|Wednesday, July 21 -– SkagwayAfter witnessing the desperate conditions of many men arriving in the Klondike, the NWMP superintendent set a minimum requirement of a year’s supply of food and equipment for anyone entering Canada, which translated into roughly a ton of goods. More...|
|Tuesday, July 20 -– South Klondike HighwayDavid, Patrick, and I drove into Whitehorse mid-morning to get an oil change and wash the car. The car is now clean, while the trailer is still filthy from the Cassiar Highway. Locals say they can always tell from which direction a traveler has come. Dirt from the Cassiar. More...||
Monday, July 19 -– WhitehorseWhat a treat not to have to drive today! And to be able to sleep in! Sue and Larry’s place in about 10km from the city centre. We drove into the city in the early afternoon to see the McBride Museum and the S.S. Klondike. More...
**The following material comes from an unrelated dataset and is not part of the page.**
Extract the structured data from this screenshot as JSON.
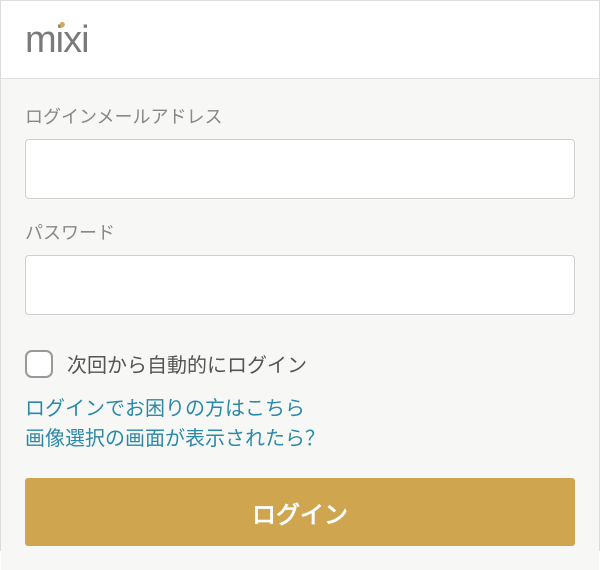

|Sunday, July 18 -– Watson Lake to Whitehorse Our day started with Mass at St Ann’s Mission in Watson Lake. It was a small church, seating 60, maybe half full. More...||Saturday, July 17 -– Iskut to Watson Lake “Gravel begins northbound. Narrow, winding road with potholes and washboard next 26 km.” You don’t look forward to these entries in The Milepost. More...|
|Friday, July 16 -– Meziadin Lake to Iskut Rain continued to fall this morning. We left the trailer at Meziadin Lake and drove the Glacier Highway to Stewart – Hyder, about a one hour drive. More...||Thursday, July 15 -– Terrace to Meziadin Lake There was a good RV service centre in Terrace, so we dropped the trailer to have the rear stabilizer replaced. In the meantime, we drove to Nisga’a Memorial Lava Bed Park. More...|
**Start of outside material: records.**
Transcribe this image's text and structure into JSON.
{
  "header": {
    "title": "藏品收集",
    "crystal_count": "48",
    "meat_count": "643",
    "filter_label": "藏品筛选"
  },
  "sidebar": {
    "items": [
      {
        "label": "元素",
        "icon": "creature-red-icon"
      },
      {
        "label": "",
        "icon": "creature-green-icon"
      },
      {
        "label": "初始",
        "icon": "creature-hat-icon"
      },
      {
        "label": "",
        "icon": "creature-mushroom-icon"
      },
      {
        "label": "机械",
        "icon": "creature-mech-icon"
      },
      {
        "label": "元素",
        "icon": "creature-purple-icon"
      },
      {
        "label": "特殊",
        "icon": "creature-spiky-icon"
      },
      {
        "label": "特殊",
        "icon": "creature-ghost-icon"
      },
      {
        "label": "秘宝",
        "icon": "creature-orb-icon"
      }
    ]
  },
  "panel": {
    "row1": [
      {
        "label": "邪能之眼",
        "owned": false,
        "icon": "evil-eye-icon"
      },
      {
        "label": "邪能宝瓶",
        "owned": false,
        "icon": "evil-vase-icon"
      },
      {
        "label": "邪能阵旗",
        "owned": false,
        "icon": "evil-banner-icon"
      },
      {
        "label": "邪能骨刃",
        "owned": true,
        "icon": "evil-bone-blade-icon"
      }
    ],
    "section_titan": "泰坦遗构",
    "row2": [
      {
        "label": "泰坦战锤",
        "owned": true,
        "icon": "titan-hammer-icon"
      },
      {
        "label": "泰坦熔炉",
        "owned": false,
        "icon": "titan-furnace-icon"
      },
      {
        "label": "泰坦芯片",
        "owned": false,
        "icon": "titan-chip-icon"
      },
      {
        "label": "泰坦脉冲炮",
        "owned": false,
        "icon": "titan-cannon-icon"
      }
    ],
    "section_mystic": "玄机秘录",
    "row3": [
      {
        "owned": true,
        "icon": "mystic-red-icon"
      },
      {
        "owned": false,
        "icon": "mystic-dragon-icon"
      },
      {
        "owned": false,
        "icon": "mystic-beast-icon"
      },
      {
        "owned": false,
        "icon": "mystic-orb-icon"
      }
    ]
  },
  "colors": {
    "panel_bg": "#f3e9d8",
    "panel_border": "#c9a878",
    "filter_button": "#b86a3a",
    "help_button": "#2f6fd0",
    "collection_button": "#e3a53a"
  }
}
Wednesday, July 14 -– Prince Rupert to Terrace As we were unloading from the ferry last night, the ramp was at an unusually high angle, presumably because it was low tide. One of the stabilizer bars at the rear corner of the trailer didn’t survive the bump as it hit the ferry deck. More...
Tuesday, July 13 -– Inside Passage As we approached the ferry terminal on a two-lane road, we were greeted by a sign advising “Ferry traffic stay in centre lane.” Never did figure that one out. More...
Monday, July 12 -– Courtenay to Port Hardy We spent the morning on the beach. The boys turned over rocks in search of little crabs, collecting them in a bucket until the novelty wore off. Letting them go, I watched as the boys sent dozens of them scurrying off in all directions. More...
40 Days on the Road!
Thanks for joining us on our trip - we're going to cover over 7,000 miles during the next 42 days. Realizing that most of our family and friends will never have the opportunity to make this trip, we wanted to offer this website to you. By following along with us, we hope that you'll be able to share in our experience of it.
On the left is a map of the route we'll follow. On the right are links that you can click to see each leg of our journey, in the order that we'll be driving them.
A day-by-day journal is below; a little snippet of each day's experience is followed by a link to the page with "the rest of the story."